Items from an interface collection:
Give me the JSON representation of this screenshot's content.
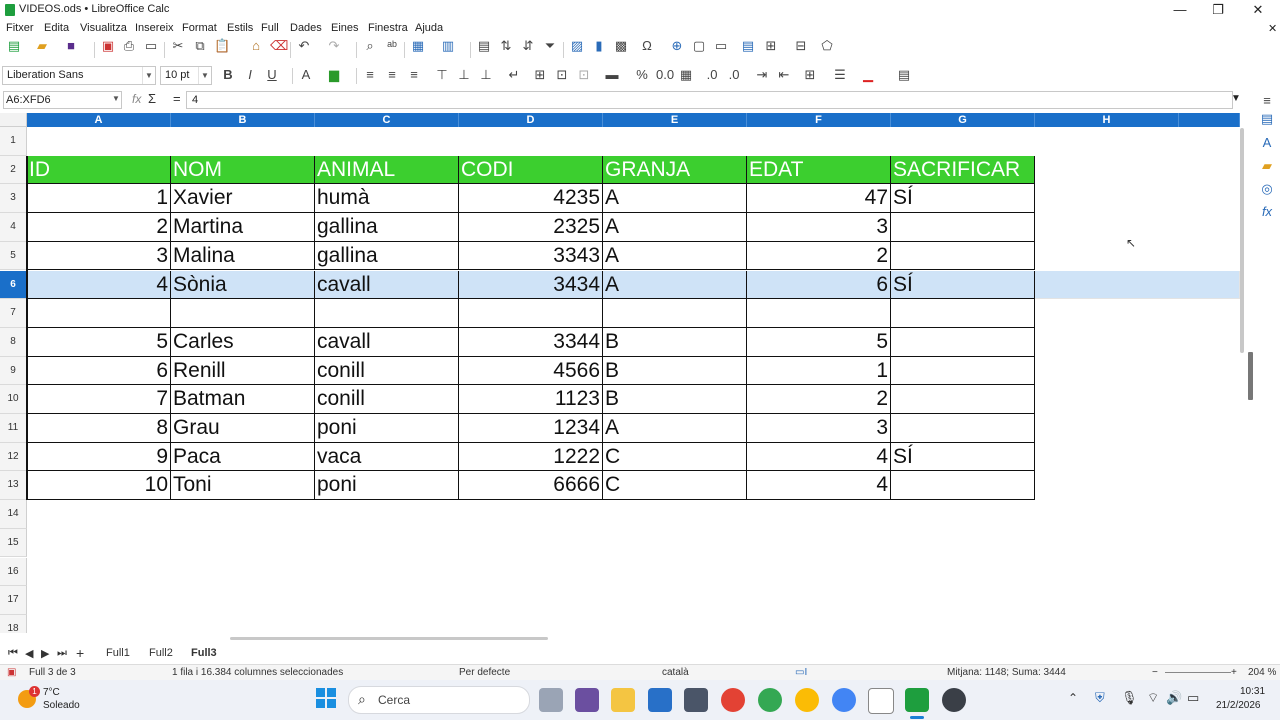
{
  "window": {
    "title": "VIDEOS.ods • LibreOffice Calc"
  },
  "menubar": [
    "Fitxer",
    "Edita",
    "Visualitza",
    "Insereix",
    "Format",
    "Estils",
    "Full",
    "Dades",
    "Eines",
    "Finestra",
    "Ajuda"
  ],
  "toolbar": {
    "font_name": "Liberation Sans",
    "font_size": "10 pt",
    "bold": "B",
    "italic": "I",
    "underline": "U"
  },
  "formula_bar": {
    "name_box": "A6:XFD6",
    "fx": "fx",
    "sigma": "Σ",
    "equals": "=",
    "content": "4"
  },
  "grid": {
    "columns": [
      "A",
      "B",
      "C",
      "D",
      "E",
      "F",
      "G",
      "H"
    ],
    "rows": [
      "1",
      "2",
      "3",
      "4",
      "5",
      "6",
      "7",
      "8",
      "9",
      "10",
      "11",
      "12",
      "13",
      "14",
      "15",
      "16",
      "17",
      "18"
    ],
    "selected_row": "6",
    "headers": [
      "ID",
      "NOM",
      "ANIMAL",
      "CODI",
      "GRANJA",
      "EDAT",
      "SACRIFICAR"
    ],
    "data": [
      [
        "1",
        "Xavier",
        "humà",
        "4235",
        "A",
        "47",
        "SÍ"
      ],
      [
        "2",
        "Martina",
        "gallina",
        "2325",
        "A",
        "3",
        ""
      ],
      [
        "3",
        "Malina",
        "gallina",
        "3343",
        "A",
        "2",
        ""
      ],
      [
        "4",
        "Sònia",
        "cavall",
        "3434",
        "A",
        "6",
        "SÍ"
      ],
      [
        "",
        "",
        "",
        "",
        "",
        "",
        ""
      ],
      [
        "5",
        "Carles",
        "cavall",
        "3344",
        "B",
        "5",
        ""
      ],
      [
        "6",
        "Renill",
        "conill",
        "4566",
        "B",
        "1",
        ""
      ],
      [
        "7",
        "Batman",
        "conill",
        "1123",
        "B",
        "2",
        ""
      ],
      [
        "8",
        "Grau",
        "poni",
        "1234",
        "A",
        "3",
        ""
      ],
      [
        "9",
        "Paca",
        "vaca",
        "1222",
        "C",
        "4",
        "SÍ"
      ],
      [
        "10",
        "Toni",
        "poni",
        "6666",
        "C",
        "4",
        ""
      ]
    ]
  },
  "sheets": {
    "tabs": [
      "Full1",
      "Full2",
      "Full3"
    ],
    "active": "Full3",
    "add": "+"
  },
  "statusbar": {
    "sheet": "Full 3 de 3",
    "selection": "1 fila i 16.384 columnes seleccionades",
    "style": "Per defecte",
    "language": "català",
    "sum": "Mitjana: 1148; Suma: 3444",
    "zoom": "204 %"
  },
  "taskbar": {
    "weather_temp": "7°C",
    "weather_desc": "Soleado",
    "weather_badge": "1",
    "search_placeholder": "Cerca",
    "time": "10:31",
    "date": "21/2/2026"
  }
}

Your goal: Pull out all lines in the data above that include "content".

Task answer:
Give me the JSON representation of this screenshot's content.
    "content": "4"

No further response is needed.